‘It’s time to bring this fight to an end’: AG Ferguson backs Hanford workers

AG Bob Ferguson is joined by several Hanford workers standing up for HB 1723

PASCO, Wash. — Washington state Attorney General Bob Ferguson says President Joe Biden needs to stand up for Hanford workers and drop an appeal against HB 1723 which helps workers access compensation for becoming sick at work.

On Thursday, more than a dozen Hanford workers joined Ferguson at Local Union 598 in Pasco to stand up for the law passed in 2018.

RELATED: AG Ferguson: Biden admin ‘cruel’ for fighting Hanford worker law

“It’s time to bring this fight to an end, and a president, Joe Biden, a president who says he’s on the side of workers, needs to do the right thing and stand up for workers here at Hanford and drop this appeal,” said Ferguson.

Bob Ferguson vowed to continue to fight for the workers at Hanford.

“That bill made it easier for Hanford workers to access worker compensation benefits when they’re found to have certain illnesses related to their work at Hanford,” said Ferguson.

Ferguson says, just after Labor Day, President Biden’s Department of Justice filed an appeal against the law.

RELATED: Law makes it easier for Hanford workers to get worker comp

“To say this was a surprise and a disappointment would be an understatement,” said Ferguson.

Several people spoke at the press conference Thursday including Bertolla Bugarin, the wife of Hanford worker Abe Garza.

Bugarin says her husband was hospitalized after an incident at Hanford and suffers constant ringing in his ears, diabetes, vocal cord disfunction, and loss of smell and processing.

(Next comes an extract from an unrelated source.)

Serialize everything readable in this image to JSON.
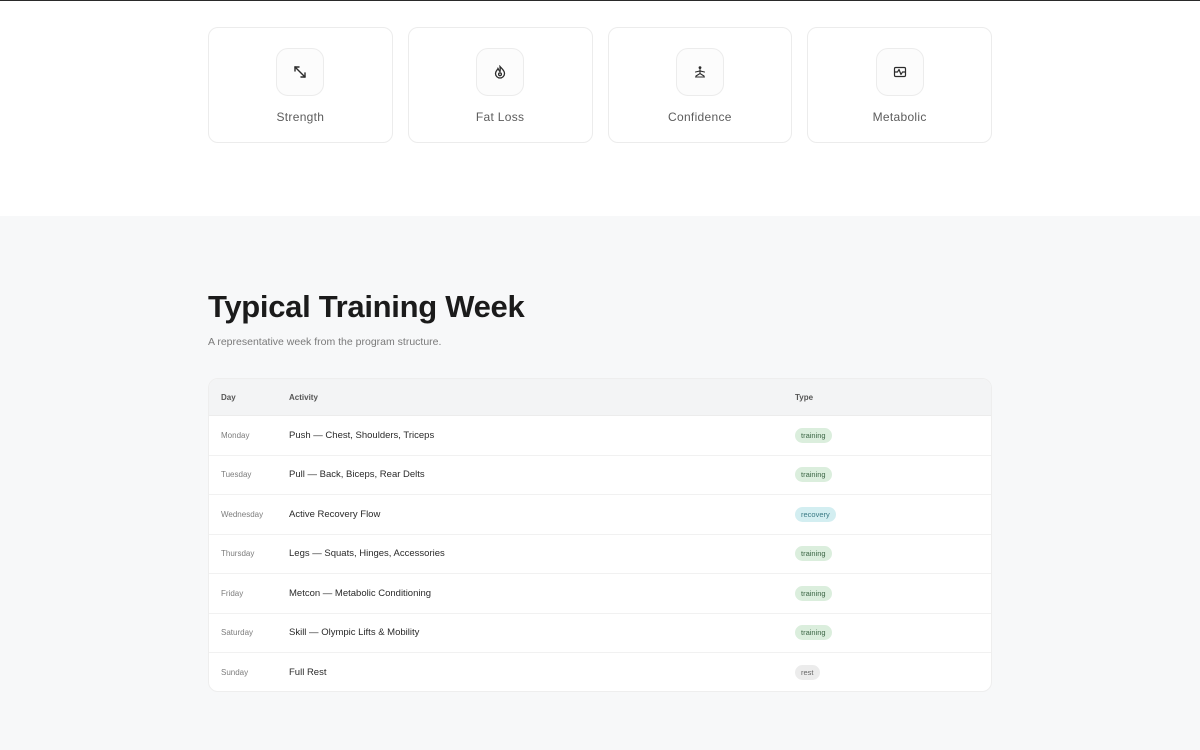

“I’m saddened they are challenging this law,” said Bugarin. “Without this law, many people have died and they will continue to die, and others injured.”

Ferguson says this can end with a simple decision from the Department of Justice to file a statement with the courts saying they are not going to appeal the bill.

It’s unclear when the Supreme Court will decide whether or not its justices will take the case.